No two prosecutors are the same. Each has unique preferences and may react to the variables of a plea negotiation differently. Some may be willing to enter a plea deal, allowing the defendant to retain employment and remain a productive citizen. Others may be ready to give young first-time offenders a second chance at their lives. Another group of prosecutors may strongly feel that harsh penalties are necessary to compel the offender to abandon crime and become an upstanding citizen.

An experienced lawyer knows local prosecutors and which variables are important to each prosecutor. The lawyer will leverage this knowledge to devise a legal argument that will guarantee a better deal from negotiations.

Helping You Develop Realistic Expectations

You might expect an unrealistic outcome from a plea bargain due to a lack of legal knowledge or experience. You may, for instance, expect the prosecution to drop your charges or recommend a less serious sentence that does not include jail time. Those outcomes are sometimes unrealistic.

Multiple factors and variables will impact the nature of a plea agreement you will enter with the prosecution. These factors and variables include the charges you are facing, criminal history, available evidence, and the prosecution’s preference.

Your lawyer can discuss the type of plea bargains prosecutors have offered in cases like yours. He or she can accurately predict the outcome of your negotiation with the prosecution by considering all relevant factors and variables. All these steps are crucial in helping you develop realistic expectations and avoid disappointments in the future.

Self-representing criminal defendants often make costly blunders in taking a plea deal too early without negotiating with the prosecution properly or rejecting a plea deal that might have helped them stay out of jail. Your best bet at avoiding these costly mistakes and getting a plea agreement for your unique legal situation is to work with a knowledgeable defense lawyer
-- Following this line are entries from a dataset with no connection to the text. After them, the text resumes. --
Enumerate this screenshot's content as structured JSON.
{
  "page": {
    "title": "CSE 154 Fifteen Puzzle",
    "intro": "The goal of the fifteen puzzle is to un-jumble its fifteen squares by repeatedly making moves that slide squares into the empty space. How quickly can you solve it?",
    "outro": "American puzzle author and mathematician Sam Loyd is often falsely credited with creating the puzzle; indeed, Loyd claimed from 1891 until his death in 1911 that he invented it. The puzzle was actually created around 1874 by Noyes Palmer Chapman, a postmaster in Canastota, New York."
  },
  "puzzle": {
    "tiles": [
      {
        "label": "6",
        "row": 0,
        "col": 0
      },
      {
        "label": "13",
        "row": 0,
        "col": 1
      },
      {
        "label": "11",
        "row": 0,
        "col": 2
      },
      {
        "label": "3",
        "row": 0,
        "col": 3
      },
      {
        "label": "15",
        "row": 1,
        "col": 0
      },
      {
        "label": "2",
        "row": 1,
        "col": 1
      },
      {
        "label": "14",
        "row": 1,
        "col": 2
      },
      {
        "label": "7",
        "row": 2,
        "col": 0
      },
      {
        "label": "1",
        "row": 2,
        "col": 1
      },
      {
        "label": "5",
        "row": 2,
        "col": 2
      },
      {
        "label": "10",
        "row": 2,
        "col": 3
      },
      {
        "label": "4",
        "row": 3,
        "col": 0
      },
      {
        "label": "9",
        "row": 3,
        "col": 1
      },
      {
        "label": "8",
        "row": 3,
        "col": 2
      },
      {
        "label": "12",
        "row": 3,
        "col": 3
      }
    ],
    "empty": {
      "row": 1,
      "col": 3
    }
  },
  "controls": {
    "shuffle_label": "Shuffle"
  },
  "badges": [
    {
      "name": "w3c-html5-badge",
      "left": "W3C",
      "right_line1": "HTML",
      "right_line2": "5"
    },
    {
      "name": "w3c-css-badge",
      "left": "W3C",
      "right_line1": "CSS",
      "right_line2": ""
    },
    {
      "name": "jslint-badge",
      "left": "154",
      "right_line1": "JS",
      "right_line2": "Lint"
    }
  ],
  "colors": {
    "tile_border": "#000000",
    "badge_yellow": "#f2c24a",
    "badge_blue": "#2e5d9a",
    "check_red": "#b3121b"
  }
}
Max Keller has won countless jury trial cases involving misdemeanors and felonies, sex crimes, and DWI’s. He is a member of the Minnesota Society for Criminal Justice, which only allows the top 50 criminal defense attorneys in the state as members. Max is a frequent speaker at CLE’s and is often asked for advice by other defense attorneys across Minnesota.
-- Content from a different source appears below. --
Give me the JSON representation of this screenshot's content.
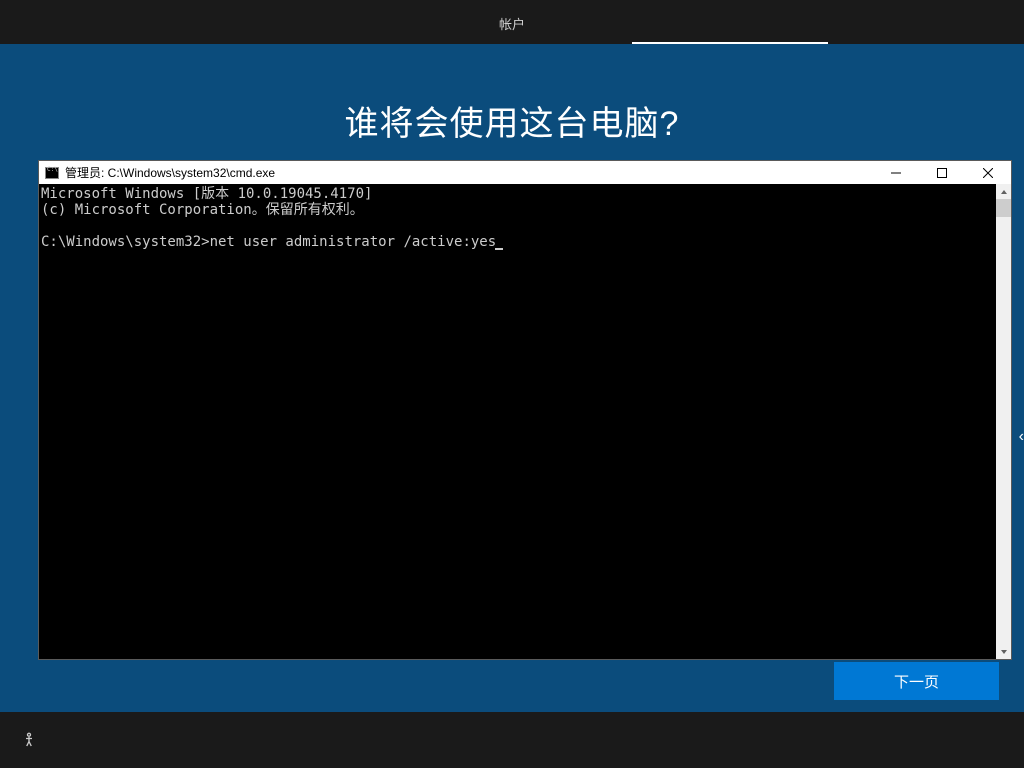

Years of Experience: Approx. 20 years
Minnesota Registration Status: Active
Bar & Court Admissions: State of Minnesota Minnesota State Court Minnesota Federal Court 8th Circuit Federal Court of Appeals State of Maryland

What to Do If You Have Been Charged with a Criminal Offense
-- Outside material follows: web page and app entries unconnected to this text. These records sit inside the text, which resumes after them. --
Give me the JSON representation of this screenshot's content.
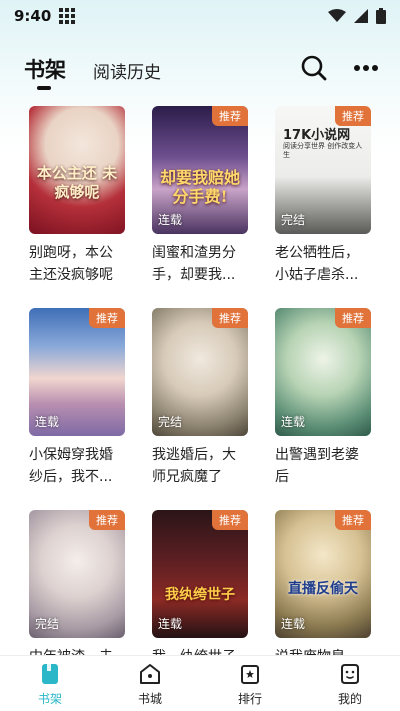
{
  "status_bar": {
    "time": "9:40"
  },
  "header": {
    "tab_bookshelf": "书架",
    "tab_history": "阅读历史"
  },
  "books": [
    {
      "title": "别跑呀，本公主还没疯够呢",
      "title_display": "别跑呀，本公\n主还没疯够呢",
      "badge": "",
      "status": "",
      "cover_text": "本公主还\n未疯够呢"
    },
    {
      "title": "闺蜜和渣男分手，却要我...",
      "title_display": "闺蜜和渣男分\n手，却要我...",
      "badge": "推荐",
      "status": "连载",
      "cover_text": "却要我赔她\n分手费!"
    },
    {
      "title": "老公牺牲后，小姑子虐杀...",
      "title_display": "老公牺牲后，\n小姑子虐杀...",
      "badge": "推荐",
      "status": "完结",
      "cover_brand": "17K小说网",
      "cover_sub": "阅读分享世界 创作改变人生"
    },
    {
      "title": "小保姆穿我婚纱后，我不...",
      "title_display": "小保姆穿我婚\n纱后，我不...",
      "badge": "推荐",
      "status": "连载"
    },
    {
      "title": "我逃婚后，大师兄疯魔了",
      "title_display": "我逃婚后，大\n师兄疯魔了",
      "badge": "推荐",
      "status": "完结"
    },
    {
      "title": "出警遇到老婆后",
      "title_display": "出警遇到老婆\n后",
      "badge": "推荐",
      "status": "连载"
    },
    {
      "title": "中年被渣，未...",
      "title_display": "中年被渣，未",
      "badge": "推荐",
      "status": "完结"
    },
    {
      "title": "我，纨绔世子",
      "title_display": "我，纨绔世子",
      "badge": "推荐",
      "status": "连载",
      "cover_text": "我纨绔世子"
    },
    {
      "title": "说我废物皇子",
      "title_display": "说我废物皇",
      "badge": "推荐",
      "status": "连载",
      "cover_text": "直播反偷天"
    }
  ],
  "bottom_nav": [
    {
      "label": "书架",
      "active": true
    },
    {
      "label": "书城",
      "active": false
    },
    {
      "label": "排行",
      "active": false
    },
    {
      "label": "我的",
      "active": false
    }
  ],
  "colors": {
    "accent": "#2ab7c8",
    "badge": "#e0723a"
  }
}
The criminal defense process in Minnesota constitutes several steps, starting with investigations and culminating with appeals. This process can be long and exhausting. An arrest alone can leave you scared, confused, and overwhelmed with emotions. Making logical decisions in this state can be difficult, especially if it is your first time interacting with the criminal justice system.
The first thing to do after you have been accused of a sex crime in Minneapolis, MN, is to familiarize yourself with the seriousness of the situation. The next thing is to seek legal guidance from a lawyer who has established a practice by successfully defending people facing sex crime accusations. You should also collect and preserve all proof that can help support your defense strategy.
One of the questions people facing a criminal charge ask is: How long does a criminal case take? The timeline of your criminal case in Minnesota will depend on the nature and severity of the alleged crime, the speed of the criminal justice system, the duration of the trial, and whether an appeal will be necessary. Delays at any stage of the criminal justice process may impact how long your criminal case will last. Generally, however, misdemeanor cases may resolve within weeks or months, while felony cases may linger in courts for up to a year.